Speaking of Ta-Nehisi Coates, I want to read his memoir “The Beautiful Struggle”. “Between the World and Me” by Ta-Nehisi broke my heart, but it was much needed medicine. His honesty and eloquence was so refreshing. Can’t wait to see what and who had a hand in making him the man he is today. Great writer.
This will be my first time reading Zadie Smith. Seems you either love her writing or you hate it according to booktube. I want to find out which side I’m on.
The premise of “A Brief History of Seven Killings” has such an interesting premise. He seems to have an unique take on Bob Marley’s attack in 1976. This book won the Man Booker Prize. It’s long and I’m up to the challenge.
I haven’t been reading enough memoirs so I plan on reading “Men We Reaped” by Jesmyn Ward.
These library books are due back to the library January 30th. I better get to moving fast. I will probably end up checking them out again so I can have more time. I heard about both of these books on booktube and I’m intrigued.
And, last but not least, I plan to read “Song of Solomon” and “Sula” by Toni Morrison. I’ve already read “The Bluest Eye” and “God Help the Child” and I love her beautiful prose. Her style is pure poetry. Can’t wait.
Ada has to be the coolest laid back 12 year old ever. (aside from my daughter, of course) David, her father, is an excellent computer scientist who homeschools Ada. He takes her to work with him in the computer lab and allows her to be influenced by his co-workers. Due to her exposure to his world, she is a lot smarter than other kids her age. After David develops Alzheimer’s disease, it’s discovered that his past is quite controversial. It seems that he is not who they thought he was. Virtual reality also plays a huge part in this book.
This book receives high ratings on Goodreads and rave reviews on youtube. I was a bit skeptical, but I decided to place it on hold at my local library. It turns out that Liz Moore proves to be an excellent storyteller. Usually, it takes me a week to finish reading a book. It only took me a few days to finish this one. This book is quite long, but you won’t feel it dragging. The pacing is perfection. I never felt bored. There were no filler chapters, in my opinion. Every piece of information was vital to the story. The chapters were short so you always got the feeling of progression. I really enjoyed the relationships between humans and machines in this story. The theme of love overlaps throughout this book: the love of father and daughter, computer love, forbidden love from the past, and a love that was there the whole time.
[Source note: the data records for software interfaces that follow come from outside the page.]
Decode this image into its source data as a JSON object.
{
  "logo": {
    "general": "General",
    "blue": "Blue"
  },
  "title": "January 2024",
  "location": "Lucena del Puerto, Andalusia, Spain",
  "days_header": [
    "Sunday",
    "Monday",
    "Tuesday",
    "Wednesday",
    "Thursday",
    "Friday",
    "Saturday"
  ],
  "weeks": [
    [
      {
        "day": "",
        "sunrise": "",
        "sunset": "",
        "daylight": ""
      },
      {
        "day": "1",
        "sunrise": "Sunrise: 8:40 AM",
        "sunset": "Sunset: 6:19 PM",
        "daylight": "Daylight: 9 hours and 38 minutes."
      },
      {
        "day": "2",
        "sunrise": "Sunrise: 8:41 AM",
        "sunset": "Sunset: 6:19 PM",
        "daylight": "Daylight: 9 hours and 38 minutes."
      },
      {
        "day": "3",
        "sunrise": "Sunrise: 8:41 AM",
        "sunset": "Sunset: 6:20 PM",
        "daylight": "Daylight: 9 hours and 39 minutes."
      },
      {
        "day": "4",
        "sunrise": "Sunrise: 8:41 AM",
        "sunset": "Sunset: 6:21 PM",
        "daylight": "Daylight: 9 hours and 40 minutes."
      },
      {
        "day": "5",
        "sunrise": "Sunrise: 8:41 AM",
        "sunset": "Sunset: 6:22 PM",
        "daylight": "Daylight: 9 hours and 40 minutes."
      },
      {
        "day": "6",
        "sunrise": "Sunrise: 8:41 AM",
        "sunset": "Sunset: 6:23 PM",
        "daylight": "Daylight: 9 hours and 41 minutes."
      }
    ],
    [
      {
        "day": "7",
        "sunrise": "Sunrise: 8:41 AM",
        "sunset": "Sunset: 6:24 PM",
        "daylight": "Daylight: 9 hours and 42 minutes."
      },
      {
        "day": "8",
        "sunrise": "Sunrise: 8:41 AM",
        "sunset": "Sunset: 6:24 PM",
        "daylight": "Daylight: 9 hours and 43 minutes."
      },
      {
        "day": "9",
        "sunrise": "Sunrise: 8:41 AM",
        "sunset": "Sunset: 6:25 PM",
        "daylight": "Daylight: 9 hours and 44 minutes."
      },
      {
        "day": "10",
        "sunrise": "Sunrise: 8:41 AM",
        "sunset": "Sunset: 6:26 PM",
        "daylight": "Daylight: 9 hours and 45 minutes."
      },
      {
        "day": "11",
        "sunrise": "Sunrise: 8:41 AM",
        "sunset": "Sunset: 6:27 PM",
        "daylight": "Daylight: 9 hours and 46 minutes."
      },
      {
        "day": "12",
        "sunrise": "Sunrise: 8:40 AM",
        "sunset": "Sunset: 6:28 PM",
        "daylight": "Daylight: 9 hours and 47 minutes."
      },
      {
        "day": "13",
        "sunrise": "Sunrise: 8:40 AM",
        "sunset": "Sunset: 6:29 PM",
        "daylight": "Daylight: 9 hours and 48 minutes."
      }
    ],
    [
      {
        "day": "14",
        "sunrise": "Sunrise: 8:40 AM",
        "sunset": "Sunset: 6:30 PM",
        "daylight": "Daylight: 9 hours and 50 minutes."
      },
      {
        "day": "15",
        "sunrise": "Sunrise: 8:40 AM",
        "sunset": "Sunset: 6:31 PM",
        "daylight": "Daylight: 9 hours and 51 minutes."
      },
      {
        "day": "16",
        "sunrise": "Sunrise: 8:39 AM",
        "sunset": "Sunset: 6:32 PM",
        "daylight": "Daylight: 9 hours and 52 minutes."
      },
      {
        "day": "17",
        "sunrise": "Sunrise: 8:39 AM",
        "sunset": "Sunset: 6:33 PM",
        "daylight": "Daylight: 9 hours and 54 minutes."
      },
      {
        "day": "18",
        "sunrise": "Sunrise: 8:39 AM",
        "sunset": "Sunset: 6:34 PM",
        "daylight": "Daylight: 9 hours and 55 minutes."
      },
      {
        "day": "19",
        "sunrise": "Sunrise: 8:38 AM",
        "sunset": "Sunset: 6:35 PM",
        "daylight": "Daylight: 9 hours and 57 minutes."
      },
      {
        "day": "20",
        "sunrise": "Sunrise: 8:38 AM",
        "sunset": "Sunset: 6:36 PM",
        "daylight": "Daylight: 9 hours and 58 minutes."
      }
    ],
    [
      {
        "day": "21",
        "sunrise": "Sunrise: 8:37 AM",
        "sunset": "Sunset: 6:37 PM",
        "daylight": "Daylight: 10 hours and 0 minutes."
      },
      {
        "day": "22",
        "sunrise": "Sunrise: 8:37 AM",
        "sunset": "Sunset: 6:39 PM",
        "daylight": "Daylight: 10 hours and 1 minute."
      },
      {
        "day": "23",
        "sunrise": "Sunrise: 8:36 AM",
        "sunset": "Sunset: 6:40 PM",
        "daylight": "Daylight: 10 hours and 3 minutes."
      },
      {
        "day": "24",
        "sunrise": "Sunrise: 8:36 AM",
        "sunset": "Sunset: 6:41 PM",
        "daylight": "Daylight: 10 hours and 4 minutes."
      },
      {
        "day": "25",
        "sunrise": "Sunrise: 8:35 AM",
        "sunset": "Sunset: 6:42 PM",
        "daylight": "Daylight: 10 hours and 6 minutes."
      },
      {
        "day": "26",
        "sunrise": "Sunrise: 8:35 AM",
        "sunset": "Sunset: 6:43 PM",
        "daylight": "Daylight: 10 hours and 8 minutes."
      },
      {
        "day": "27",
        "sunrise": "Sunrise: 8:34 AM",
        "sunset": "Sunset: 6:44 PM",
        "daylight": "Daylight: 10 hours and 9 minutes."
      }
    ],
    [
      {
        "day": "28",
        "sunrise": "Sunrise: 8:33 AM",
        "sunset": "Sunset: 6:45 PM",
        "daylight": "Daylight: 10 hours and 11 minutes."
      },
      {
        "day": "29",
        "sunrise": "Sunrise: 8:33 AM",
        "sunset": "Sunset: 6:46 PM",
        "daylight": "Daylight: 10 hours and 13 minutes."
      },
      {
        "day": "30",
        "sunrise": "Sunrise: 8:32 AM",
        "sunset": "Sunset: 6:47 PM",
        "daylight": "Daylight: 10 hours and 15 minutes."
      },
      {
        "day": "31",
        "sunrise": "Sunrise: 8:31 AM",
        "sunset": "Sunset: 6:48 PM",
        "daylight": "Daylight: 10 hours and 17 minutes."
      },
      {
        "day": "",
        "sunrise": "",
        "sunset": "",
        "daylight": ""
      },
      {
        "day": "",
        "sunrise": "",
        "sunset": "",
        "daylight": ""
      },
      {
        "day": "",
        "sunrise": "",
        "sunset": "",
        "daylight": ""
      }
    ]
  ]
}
Even though the book was narrated by a child, I never had an eye rolling moment. Ada was very mature and it was a pleasure to see the world through her eyes. I soaked up all the information trying to piece together David’s mysterious past. It felt like I was a part of the investigation. This book is not predictable. Nothing happened the way I thought it would. I encourage you all to pick this book up. You will not be disappointed. Of course, I gave this book 5 stars out of 5 on Goodreads.